These two bills would make it a crime for medical professionals to treat transgender kids under 19 with gender-affirming care. Violators could face a $15,000 fine or up to a 10-year prison sentence.
The bill also requires school staff to "out" transgender students to their parents regardless of whether or not they are ready to do so.
"Children aren't mature enough to make these decisions on surgeries and drugs," said Shelnutt to the Associated Press, "The whole point is to protect kids."
Similar measures have been considered across the country; however, Alabama would be the first state to pass such a bill. Parents and members of the transgender community, along with medical experts, have opposed the bills saying it is dangerous and that lawmakers do not understand the already tricky process to receive gender-affirming care.
According to the Alabama Chapter of the American Academy of Pediatrics, the bill could also unintentionally outlaw routine infant circumcisions.

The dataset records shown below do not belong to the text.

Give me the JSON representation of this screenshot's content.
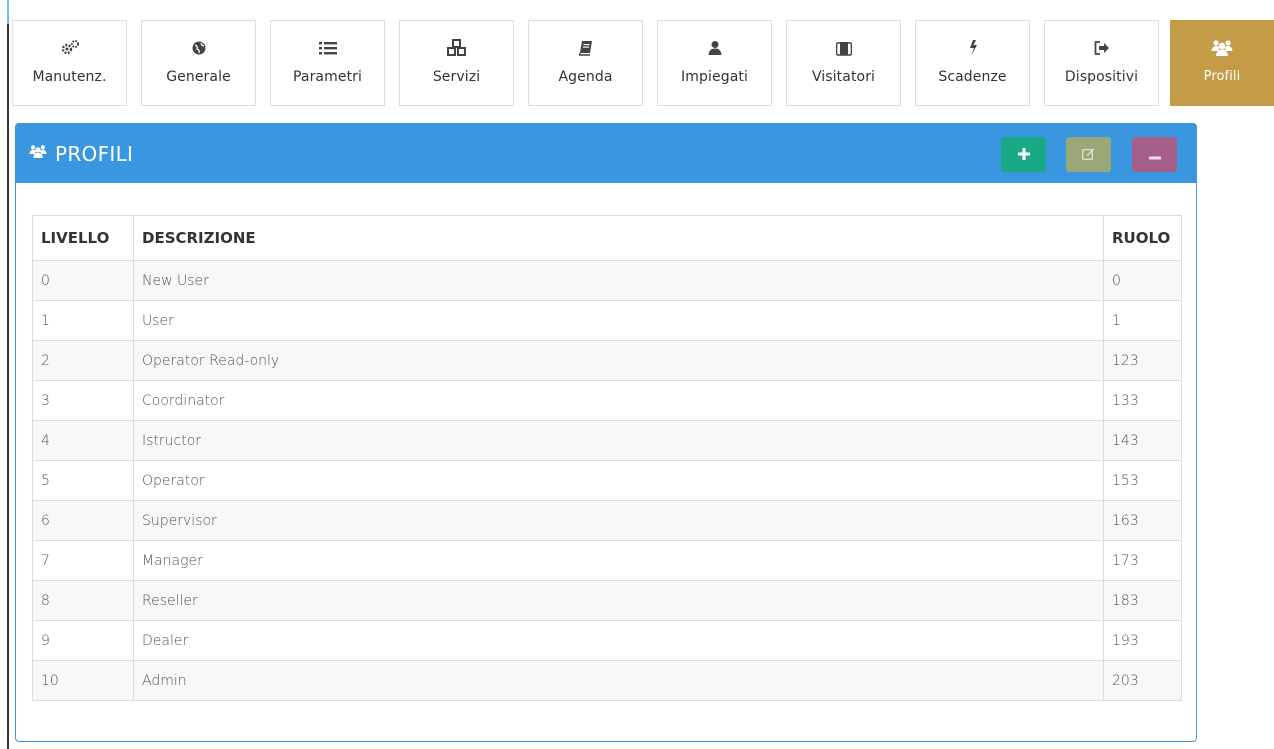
{
  "nav": [
    {
      "label": "Manutenz.",
      "icon": "gears-icon"
    },
    {
      "label": "Generale",
      "icon": "globe-icon"
    },
    {
      "label": "Parametri",
      "icon": "list-icon"
    },
    {
      "label": "Servizi",
      "icon": "cubes-icon"
    },
    {
      "label": "Agenda",
      "icon": "book-icon"
    },
    {
      "label": "Impiegati",
      "icon": "user-icon"
    },
    {
      "label": "Visitatori",
      "icon": "badge-icon"
    },
    {
      "label": "Scadenze",
      "icon": "bolt-icon"
    },
    {
      "label": "Dispositivi",
      "icon": "sign-out-icon"
    },
    {
      "label": "Profili",
      "icon": "users-icon",
      "active": true
    }
  ],
  "colors": {
    "accent": "#3a96de",
    "active_tile": "#c49c48",
    "add": "#1ba886",
    "edit": "#99a878",
    "delete": "#a65f8a"
  },
  "panel": {
    "title": "PROFILI",
    "buttons": {
      "add": "add-icon",
      "edit": "edit-icon",
      "delete": "remove-icon"
    }
  },
  "table": {
    "headers": [
      "LIVELLO",
      "DESCRIZIONE",
      "RUOLO"
    ],
    "rows": [
      {
        "livello": "0",
        "descrizione": "New User",
        "ruolo": "0"
      },
      {
        "livello": "1",
        "descrizione": "User",
        "ruolo": "1"
      },
      {
        "livello": "2",
        "descrizione": "Operator Read-only",
        "ruolo": "123"
      },
      {
        "livello": "3",
        "descrizione": "Coordinator",
        "ruolo": "133"
      },
      {
        "livello": "4",
        "descrizione": "Istructor",
        "ruolo": "143"
      },
      {
        "livello": "5",
        "descrizione": "Operator",
        "ruolo": "153"
      },
      {
        "livello": "6",
        "descrizione": "Supervisor",
        "ruolo": "163"
      },
      {
        "livello": "7",
        "descrizione": "Manager",
        "ruolo": "173"
      },
      {
        "livello": "8",
        "descrizione": "Reseller",
        "ruolo": "183"
      },
      {
        "livello": "9",
        "descrizione": "Dealer",
        "ruolo": "193"
      },
      {
        "livello": "10",
        "descrizione": "Admin",
        "ruolo": "203"
      }
    ]
  }
}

Executive Director Linda Lee said that members became concerned about the language regarding "removing any healthy or non-diseased body part or tissue" under a list of prohibited treatments. Lee added that the bill was changed, but "it still doesn't fix the problem of the confusing language" for doctors who perform circumcision to remove the foreskin from the penis. The amendment drafted by officials from the chapter was not adopted.
The American Academy of Pediatrics opposes bills regulating the medical care of transgender youth. Academy President Dr. Lee Savio released a statement on the issue in March:

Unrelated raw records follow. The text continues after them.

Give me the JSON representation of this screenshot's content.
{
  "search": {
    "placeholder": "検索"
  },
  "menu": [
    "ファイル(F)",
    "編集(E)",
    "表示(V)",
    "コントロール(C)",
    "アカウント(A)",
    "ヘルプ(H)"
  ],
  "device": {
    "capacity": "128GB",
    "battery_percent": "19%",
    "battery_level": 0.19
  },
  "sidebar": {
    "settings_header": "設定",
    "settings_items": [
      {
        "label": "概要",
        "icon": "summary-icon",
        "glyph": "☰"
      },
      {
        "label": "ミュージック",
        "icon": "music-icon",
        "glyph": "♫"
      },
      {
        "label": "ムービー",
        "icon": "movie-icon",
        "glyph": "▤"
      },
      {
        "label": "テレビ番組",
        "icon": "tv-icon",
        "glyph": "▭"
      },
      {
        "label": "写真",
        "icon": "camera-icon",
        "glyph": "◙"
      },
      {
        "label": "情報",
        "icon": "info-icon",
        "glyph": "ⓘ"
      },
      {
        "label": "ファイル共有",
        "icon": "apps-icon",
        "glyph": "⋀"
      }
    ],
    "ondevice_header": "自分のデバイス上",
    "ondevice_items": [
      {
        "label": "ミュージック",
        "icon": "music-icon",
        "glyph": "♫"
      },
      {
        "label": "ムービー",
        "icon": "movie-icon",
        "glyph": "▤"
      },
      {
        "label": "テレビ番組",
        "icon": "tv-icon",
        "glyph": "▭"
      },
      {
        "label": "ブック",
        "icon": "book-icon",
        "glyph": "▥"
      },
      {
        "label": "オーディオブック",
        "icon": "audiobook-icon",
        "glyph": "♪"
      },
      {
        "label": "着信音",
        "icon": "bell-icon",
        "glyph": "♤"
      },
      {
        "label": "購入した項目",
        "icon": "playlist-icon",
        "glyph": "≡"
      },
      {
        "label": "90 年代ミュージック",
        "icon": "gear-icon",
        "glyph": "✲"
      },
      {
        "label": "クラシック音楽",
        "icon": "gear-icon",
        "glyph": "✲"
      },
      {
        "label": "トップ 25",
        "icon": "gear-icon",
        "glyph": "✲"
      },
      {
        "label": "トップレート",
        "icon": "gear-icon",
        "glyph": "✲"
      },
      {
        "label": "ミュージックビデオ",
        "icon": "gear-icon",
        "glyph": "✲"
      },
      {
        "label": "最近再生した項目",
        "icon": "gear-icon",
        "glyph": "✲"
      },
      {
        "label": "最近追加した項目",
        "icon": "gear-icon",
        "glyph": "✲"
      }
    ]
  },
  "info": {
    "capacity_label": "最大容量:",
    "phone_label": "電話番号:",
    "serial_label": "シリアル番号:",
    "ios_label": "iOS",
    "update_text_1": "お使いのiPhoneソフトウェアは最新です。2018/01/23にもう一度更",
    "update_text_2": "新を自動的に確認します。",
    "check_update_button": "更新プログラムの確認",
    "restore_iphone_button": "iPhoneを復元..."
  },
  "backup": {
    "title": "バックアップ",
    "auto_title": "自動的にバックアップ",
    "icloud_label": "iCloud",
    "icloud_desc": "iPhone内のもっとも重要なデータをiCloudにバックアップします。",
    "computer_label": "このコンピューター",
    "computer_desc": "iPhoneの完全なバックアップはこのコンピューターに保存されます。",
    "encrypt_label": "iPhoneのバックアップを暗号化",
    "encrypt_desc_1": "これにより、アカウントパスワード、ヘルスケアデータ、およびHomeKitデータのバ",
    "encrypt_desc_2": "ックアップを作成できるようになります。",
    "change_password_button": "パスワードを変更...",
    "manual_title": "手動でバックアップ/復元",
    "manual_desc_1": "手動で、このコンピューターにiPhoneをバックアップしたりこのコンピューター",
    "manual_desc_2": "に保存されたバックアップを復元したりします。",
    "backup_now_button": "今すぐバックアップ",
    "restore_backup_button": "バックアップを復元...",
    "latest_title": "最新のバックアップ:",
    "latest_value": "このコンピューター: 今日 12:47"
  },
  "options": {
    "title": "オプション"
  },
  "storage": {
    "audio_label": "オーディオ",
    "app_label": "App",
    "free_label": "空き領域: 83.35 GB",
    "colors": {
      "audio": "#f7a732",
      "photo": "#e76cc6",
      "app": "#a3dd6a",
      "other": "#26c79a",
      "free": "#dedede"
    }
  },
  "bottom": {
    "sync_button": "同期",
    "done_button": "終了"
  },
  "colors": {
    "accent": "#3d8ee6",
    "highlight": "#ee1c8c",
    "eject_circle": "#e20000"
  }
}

"Several state legislatures have introduced bills that would prohibit gender-affirming care for gender-diverse and transgender youth and forbid transgender youth from participating on sports teams according to their gender identity," he said, "These bills are dangerous. If left unchallenged, there will be transgender teens in certain zip codes who will be unable to access basic medical care, and pediatricians in certain zip codes who would be criminalized for providing medical care."
A section of the bill would prohibit a list of treatments if performed to "alter the appearance of or affirm the minor's perception of his or her sex." Doctors typically perform circumcisions within the first ten days after birth. Although widely practiced in the United States, the procedure changes the appearance of a child's genitals. The author of the bill, Senator Shelnutt, could not be reached for comment.

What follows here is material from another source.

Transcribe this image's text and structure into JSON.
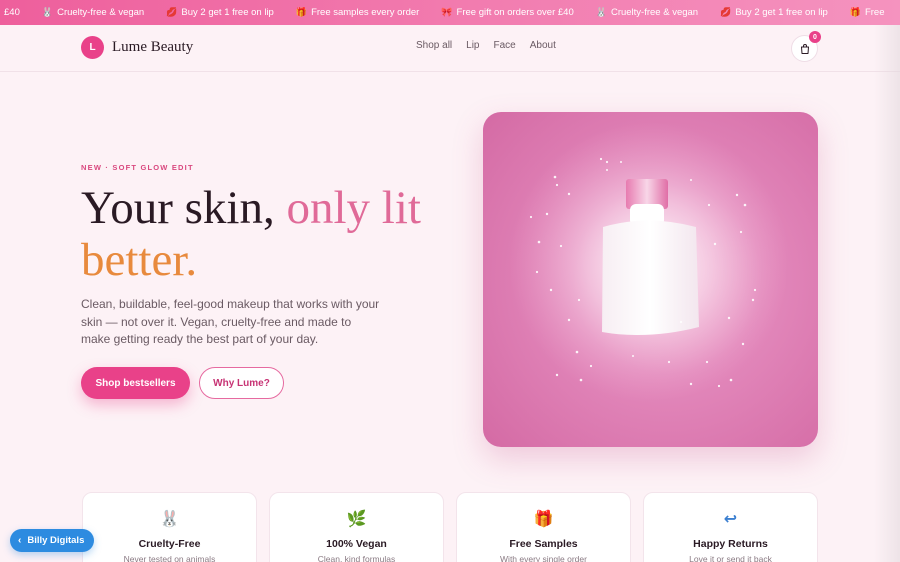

The American Academy of Pediatrics said that the benefits of circumcisions outweigh the risks. Routine circumcision is practiced in some communities for religious and cultural reasons.
Executive Director of Chabad of Alabama, Rabbi Yossi Friedman, said that ritual circumcision is one of the oldest Jewish traditions. It celebrates new life and is held when a child is circumcised on the eighth day after birth. These circumcisions are similar to medical ones but are performed by trained Jewish practitioners.
When asked what would happen if the law was passed, Friedman said that if it were interpreted to include circumcision, it would likely be challenged as an infringement on religious liberty.
He also added, "I'm going to go jail. That's what's going to happen. Because I'm not going to stop practicing my Judaism."
Friedman said that people supporting the law should think about the possible consequences, including those that would unintentionally prevent parents from raising children within their faith traditions. "The very people who support this law in most cases would be very hesitant to come along and have the government tell us what to do as parents and how we raise our children."
According to him, concerns about the medical treatment of transgender youth should be addressed outside the legal system. "Every time a law is passed, every time the government takes a step, there are unintended consequences."